--- SOURCE MATERIAL Enclosed Below ---
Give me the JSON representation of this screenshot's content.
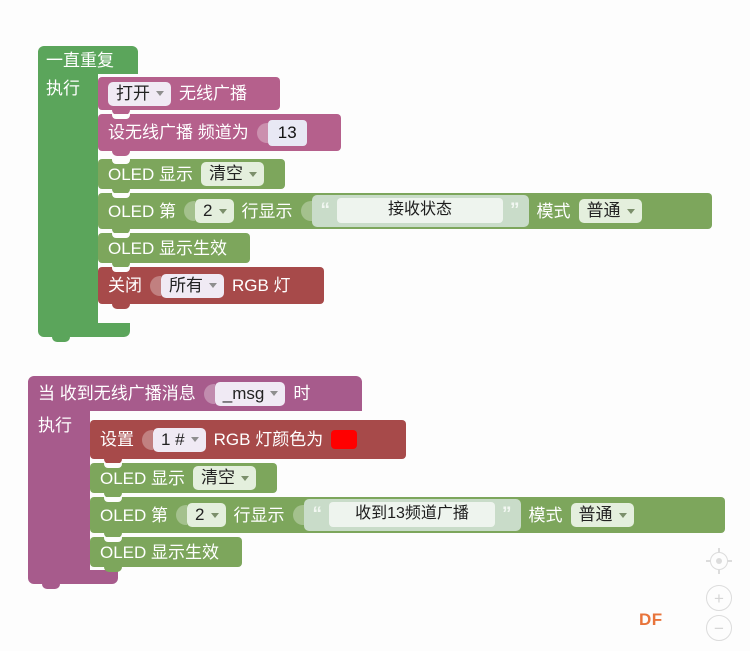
{
  "app": {
    "watermark": "DF",
    "background": "#fdfdfd"
  },
  "colors": {
    "loop_green": "#5BA55B",
    "oled_green": "#7DA65C",
    "wireless_pink": "#B5608C",
    "event_hat_purple": "#A75B8C",
    "rgb_red": "#A74A4A",
    "swatch_red": "#FF0000",
    "watermark_orange": "#E8743B"
  },
  "programs": [
    {
      "id": "forever-program",
      "header_label": "一直重复",
      "body_label": "执行",
      "statements": [
        {
          "id": "wireless-switch",
          "kind": "wireless",
          "prefix": "",
          "dropdown": "打开",
          "suffix": "无线广播"
        },
        {
          "id": "wireless-channel",
          "kind": "wireless",
          "prefix": "设无线广播 频道为",
          "number": "13"
        },
        {
          "id": "oled-show-clear",
          "kind": "oled",
          "prefix": "OLED 显示",
          "dropdown": "清空"
        },
        {
          "id": "oled-line-text",
          "kind": "oled",
          "prefix": "OLED 第",
          "line_dropdown": "2",
          "mid": "行显示",
          "text_value": "接收状态",
          "mode_label": "模式",
          "mode_dropdown": "普通"
        },
        {
          "id": "oled-refresh",
          "kind": "oled",
          "prefix": "OLED 显示生效"
        },
        {
          "id": "rgb-off",
          "kind": "rgb",
          "prefix": "关闭",
          "dropdown": "所有",
          "suffix": "RGB 灯"
        }
      ]
    },
    {
      "id": "on-message-program",
      "header_prefix": "当 收到无线广播消息",
      "header_dropdown": "_msg",
      "header_suffix": "时",
      "body_label": "执行",
      "statements": [
        {
          "id": "rgb-set-color",
          "kind": "rgb",
          "prefix": "设置",
          "dropdown": "1 #",
          "suffix": "RGB 灯颜色为",
          "color": "#FF0000"
        },
        {
          "id": "oled-show-clear-2",
          "kind": "oled",
          "prefix": "OLED 显示",
          "dropdown": "清空"
        },
        {
          "id": "oled-line-text-2",
          "kind": "oled",
          "prefix": "OLED 第",
          "line_dropdown": "2",
          "mid": "行显示",
          "text_value": "收到13频道广播",
          "mode_label": "模式",
          "mode_dropdown": "普通"
        },
        {
          "id": "oled-refresh-2",
          "kind": "oled",
          "prefix": "OLED 显示生效"
        }
      ]
    }
  ],
  "controls": {
    "center_icon": "crosshair-icon",
    "zoom_in": "+",
    "zoom_out": "−"
  }
}
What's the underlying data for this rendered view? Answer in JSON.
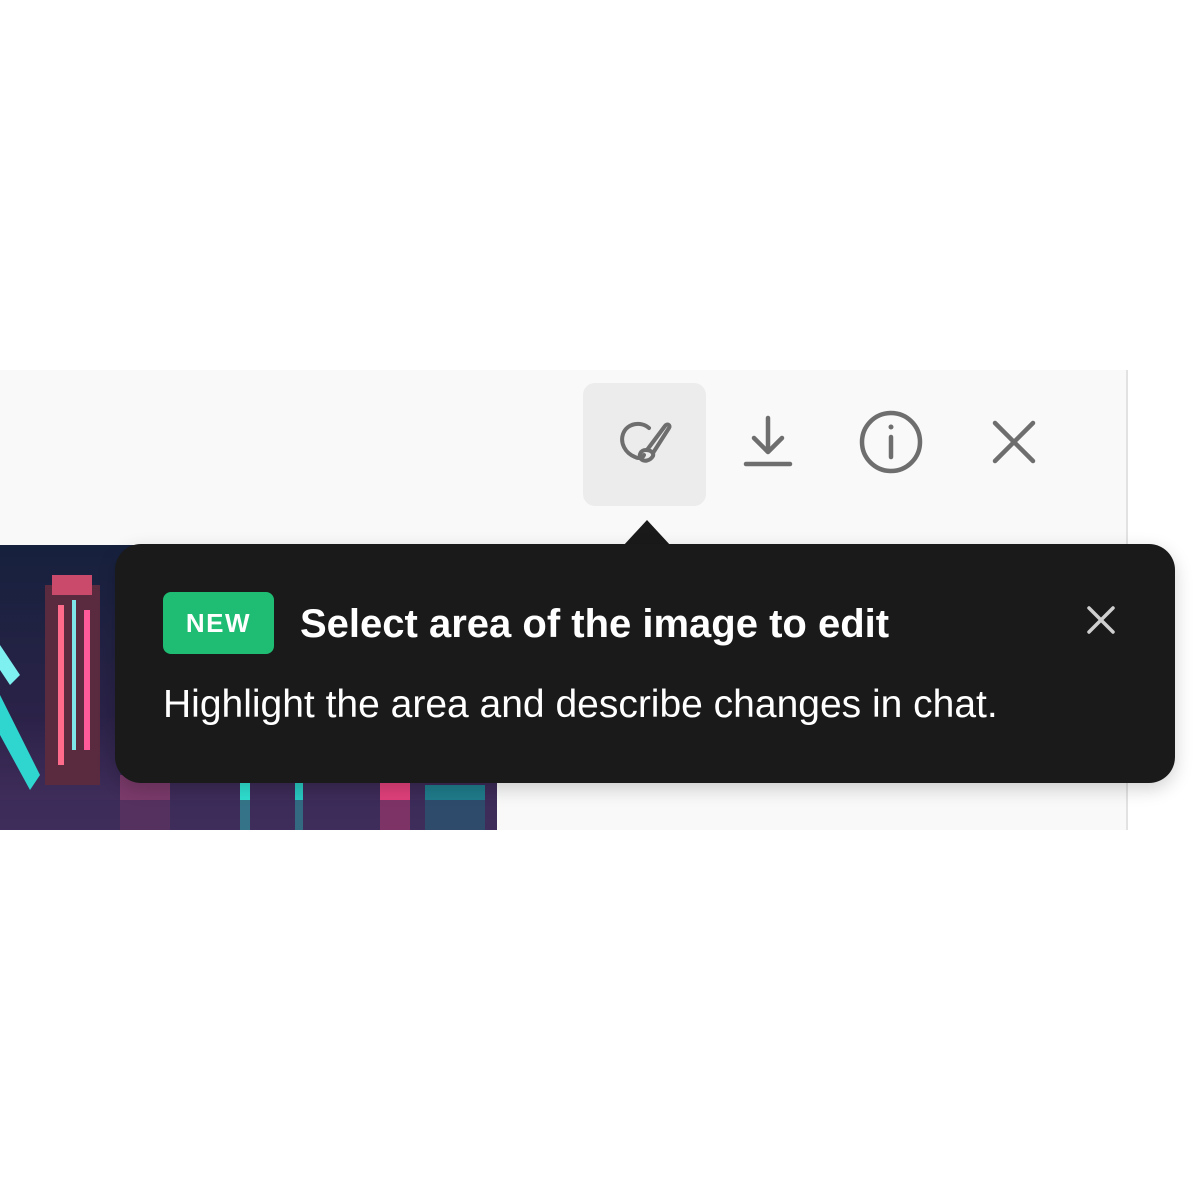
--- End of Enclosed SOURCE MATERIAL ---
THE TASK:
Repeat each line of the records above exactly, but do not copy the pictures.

YOUR RESPONSE:
Give me the JSON representation of this screenshot's content.
{
  "app": {
    "watermark": "DF",
    "background": "#fdfdfd"
  },
  "colors": {
    "loop_green": "#5BA55B",
    "oled_green": "#7DA65C",
    "wireless_pink": "#B5608C",
    "event_hat_purple": "#A75B8C",
    "rgb_red": "#A74A4A",
    "swatch_red": "#FF0000",
    "watermark_orange": "#E8743B"
  },
  "programs": [
    {
      "id": "forever-program",
      "header_label": "一直重复",
      "body_label": "执行",
      "statements": [
        {
          "id": "wireless-switch",
          "kind": "wireless",
          "prefix": "",
          "dropdown": "打开",
          "suffix": "无线广播"
        },
        {
          "id": "wireless-channel",
          "kind": "wireless",
          "prefix": "设无线广播 频道为",
          "number": "13"
        },
        {
          "id": "oled-show-clear",
          "kind": "oled",
          "prefix": "OLED 显示",
          "dropdown": "清空"
        },
        {
          "id": "oled-line-text",
          "kind": "oled",
          "prefix": "OLED 第",
          "line_dropdown": "2",
          "mid": "行显示",
          "text_value": "接收状态",
          "mode_label": "模式",
          "mode_dropdown": "普通"
        },
        {
          "id": "oled-refresh",
          "kind": "oled",
          "prefix": "OLED 显示生效"
        },
        {
          "id": "rgb-off",
          "kind": "rgb",
          "prefix": "关闭",
          "dropdown": "所有",
          "suffix": "RGB 灯"
        }
      ]
    },
    {
      "id": "on-message-program",
      "header_prefix": "当 收到无线广播消息",
      "header_dropdown": "_msg",
      "header_suffix": "时",
      "body_label": "执行",
      "statements": [
        {
          "id": "rgb-set-color",
          "kind": "rgb",
          "prefix": "设置",
          "dropdown": "1 #",
          "suffix": "RGB 灯颜色为",
          "color": "#FF0000"
        },
        {
          "id": "oled-show-clear-2",
          "kind": "oled",
          "prefix": "OLED 显示",
          "dropdown": "清空"
        },
        {
          "id": "oled-line-text-2",
          "kind": "oled",
          "prefix": "OLED 第",
          "line_dropdown": "2",
          "mid": "行显示",
          "text_value": "收到13频道广播",
          "mode_label": "模式",
          "mode_dropdown": "普通"
        },
        {
          "id": "oled-refresh-2",
          "kind": "oled",
          "prefix": "OLED 显示生效"
        }
      ]
    }
  ],
  "controls": {
    "center_icon": "crosshair-icon",
    "zoom_in": "+",
    "zoom_out": "−"
  }
}
What's the underlying data for this rendered view? Answer in JSON.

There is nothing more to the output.